Therefore, it is important for individuals to provide accurate and complete information about their alleged onset date and the nature and severity of their disability in order to have the best chance of being approved for SSD benefits

Amending Your Alleged Onset Date.

To amend the alleged onset date means to change the date that an individual claimed as the start of their disability for Social Security Disability (SSD) purposes. This can occur if additional medical evidence or other information becomes available that suggests the individual's disability began at an earlier or later date than previously claimed.

For example, if an individual initially claimed an alleged onset date of January 1st but later discovers medical records showing that their disability actually began on December 1st, they can amend their alleged onset date to reflect this new information. Similarly, if the Social Security Administration (SSA) determines that the individual's disability did not begin until a later date, they may ask the individual to amend their alleged onset date accordingly.

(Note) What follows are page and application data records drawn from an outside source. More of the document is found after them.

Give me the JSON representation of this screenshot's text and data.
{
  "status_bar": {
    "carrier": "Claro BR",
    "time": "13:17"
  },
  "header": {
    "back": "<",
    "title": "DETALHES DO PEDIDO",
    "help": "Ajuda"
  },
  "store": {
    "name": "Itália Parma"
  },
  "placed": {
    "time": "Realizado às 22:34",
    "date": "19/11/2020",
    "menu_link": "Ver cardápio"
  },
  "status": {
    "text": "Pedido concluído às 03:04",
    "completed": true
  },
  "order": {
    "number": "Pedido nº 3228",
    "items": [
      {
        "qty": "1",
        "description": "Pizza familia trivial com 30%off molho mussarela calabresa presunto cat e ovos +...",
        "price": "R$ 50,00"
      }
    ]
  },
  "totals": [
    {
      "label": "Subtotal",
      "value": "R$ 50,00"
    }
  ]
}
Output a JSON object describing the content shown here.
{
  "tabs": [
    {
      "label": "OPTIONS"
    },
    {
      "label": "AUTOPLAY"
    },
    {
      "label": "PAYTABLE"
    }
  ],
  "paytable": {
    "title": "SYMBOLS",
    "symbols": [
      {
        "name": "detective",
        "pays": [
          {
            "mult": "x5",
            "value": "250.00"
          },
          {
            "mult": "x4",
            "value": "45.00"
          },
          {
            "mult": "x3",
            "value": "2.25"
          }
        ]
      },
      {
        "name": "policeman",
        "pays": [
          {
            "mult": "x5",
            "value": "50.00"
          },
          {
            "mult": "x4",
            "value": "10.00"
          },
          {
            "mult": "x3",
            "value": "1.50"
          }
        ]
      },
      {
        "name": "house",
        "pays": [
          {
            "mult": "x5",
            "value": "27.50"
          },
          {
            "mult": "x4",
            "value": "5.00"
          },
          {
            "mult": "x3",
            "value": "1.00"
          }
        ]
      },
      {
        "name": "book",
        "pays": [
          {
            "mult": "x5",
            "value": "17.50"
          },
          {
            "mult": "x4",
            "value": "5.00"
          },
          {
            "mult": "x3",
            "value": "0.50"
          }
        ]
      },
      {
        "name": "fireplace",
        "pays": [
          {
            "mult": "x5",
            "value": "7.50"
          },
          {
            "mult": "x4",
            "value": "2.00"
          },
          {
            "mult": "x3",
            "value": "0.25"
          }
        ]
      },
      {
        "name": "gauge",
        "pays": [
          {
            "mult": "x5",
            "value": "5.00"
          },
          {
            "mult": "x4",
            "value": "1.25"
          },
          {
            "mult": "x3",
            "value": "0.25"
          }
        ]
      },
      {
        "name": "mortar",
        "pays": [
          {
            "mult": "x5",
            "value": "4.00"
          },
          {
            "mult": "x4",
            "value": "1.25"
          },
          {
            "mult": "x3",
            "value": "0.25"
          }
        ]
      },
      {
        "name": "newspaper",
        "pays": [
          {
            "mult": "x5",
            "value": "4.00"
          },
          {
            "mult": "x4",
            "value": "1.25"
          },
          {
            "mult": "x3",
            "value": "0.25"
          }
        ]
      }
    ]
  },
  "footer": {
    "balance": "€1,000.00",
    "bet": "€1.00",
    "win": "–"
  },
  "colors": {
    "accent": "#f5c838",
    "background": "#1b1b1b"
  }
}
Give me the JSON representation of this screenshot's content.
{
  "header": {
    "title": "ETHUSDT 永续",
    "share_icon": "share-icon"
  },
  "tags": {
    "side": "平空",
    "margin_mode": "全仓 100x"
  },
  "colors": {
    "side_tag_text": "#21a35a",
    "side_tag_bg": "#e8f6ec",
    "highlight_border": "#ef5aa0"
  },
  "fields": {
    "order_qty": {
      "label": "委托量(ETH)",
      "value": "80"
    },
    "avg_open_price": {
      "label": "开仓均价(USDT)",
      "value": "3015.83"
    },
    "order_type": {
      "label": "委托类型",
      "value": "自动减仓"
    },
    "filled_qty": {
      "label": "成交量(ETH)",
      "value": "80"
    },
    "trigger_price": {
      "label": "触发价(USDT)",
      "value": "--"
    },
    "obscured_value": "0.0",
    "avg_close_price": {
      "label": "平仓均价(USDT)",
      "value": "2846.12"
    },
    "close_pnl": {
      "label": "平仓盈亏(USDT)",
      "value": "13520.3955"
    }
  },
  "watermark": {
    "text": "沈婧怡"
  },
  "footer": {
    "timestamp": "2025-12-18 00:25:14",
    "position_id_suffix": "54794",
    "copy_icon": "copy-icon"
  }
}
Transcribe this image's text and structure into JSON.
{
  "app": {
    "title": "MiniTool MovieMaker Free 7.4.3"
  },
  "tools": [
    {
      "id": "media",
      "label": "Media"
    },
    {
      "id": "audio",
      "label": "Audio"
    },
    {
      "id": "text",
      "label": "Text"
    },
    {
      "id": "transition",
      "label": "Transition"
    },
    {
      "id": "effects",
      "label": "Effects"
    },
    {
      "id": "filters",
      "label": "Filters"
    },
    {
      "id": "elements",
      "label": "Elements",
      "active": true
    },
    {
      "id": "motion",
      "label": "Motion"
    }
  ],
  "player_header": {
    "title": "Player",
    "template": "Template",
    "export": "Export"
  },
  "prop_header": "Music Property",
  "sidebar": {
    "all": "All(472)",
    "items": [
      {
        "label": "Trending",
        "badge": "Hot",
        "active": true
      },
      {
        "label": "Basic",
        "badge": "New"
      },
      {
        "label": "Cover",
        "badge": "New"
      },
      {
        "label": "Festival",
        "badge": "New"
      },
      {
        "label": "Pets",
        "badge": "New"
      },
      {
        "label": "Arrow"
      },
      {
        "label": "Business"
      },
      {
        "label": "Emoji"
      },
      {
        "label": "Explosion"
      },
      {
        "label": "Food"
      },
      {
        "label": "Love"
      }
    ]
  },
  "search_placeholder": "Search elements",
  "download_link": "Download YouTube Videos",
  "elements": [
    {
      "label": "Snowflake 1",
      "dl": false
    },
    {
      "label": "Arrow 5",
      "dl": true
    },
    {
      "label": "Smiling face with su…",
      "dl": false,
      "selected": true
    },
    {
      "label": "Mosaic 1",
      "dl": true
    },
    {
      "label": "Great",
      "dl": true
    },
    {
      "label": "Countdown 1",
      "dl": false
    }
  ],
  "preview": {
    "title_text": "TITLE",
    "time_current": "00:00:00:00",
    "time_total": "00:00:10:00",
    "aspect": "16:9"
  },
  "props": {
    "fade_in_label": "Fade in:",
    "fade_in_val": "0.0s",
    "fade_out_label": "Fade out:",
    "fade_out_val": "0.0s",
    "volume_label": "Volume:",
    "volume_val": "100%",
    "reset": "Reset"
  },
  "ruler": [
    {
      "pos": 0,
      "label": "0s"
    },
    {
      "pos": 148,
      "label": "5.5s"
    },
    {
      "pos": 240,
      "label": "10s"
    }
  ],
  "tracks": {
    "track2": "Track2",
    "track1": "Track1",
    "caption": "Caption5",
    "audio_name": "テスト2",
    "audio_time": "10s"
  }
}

Amending the alleged onset date can have an impact on the individual's eligibility for Social Security Disability Insurance (SSDI) benefits and the amount of those benefits, as the alleged onset date is used to determine the earliest possible date that the individual may receive payments. Therefore, it is important for individuals to provide accurate and up-to-date information about their alleged onset date when applying for SSD benefits or if any changes occur later on.

If you have any questions about this, feel free to call us at James Aspell, P.C..  Connecticut Social Security Disability Lawyers.

About the Author

James Aspell

Principal since August 1, 2006 James F. Aspell is the principal and managing attorney of the firm which he started in 2006 following 20 years of litigation practice in a mid -size firm in Hartford, Connecticut. Jim focuses his practice in the areas of worker's compensation and personal injury l...


There are no comments for this post. Be the first and Add your Comment below.

Leave a Comment


Law Offices of James F. Aspell, P.C
860-521-3808 (fax)
Mon: 08:00am - 06:00pm
Tue: 08:00am - 06:00pm
Wed: 08:00am - 06:00pm
Thu: 08:00am - 06:00pm
Fri: 08:00am - 06:00pm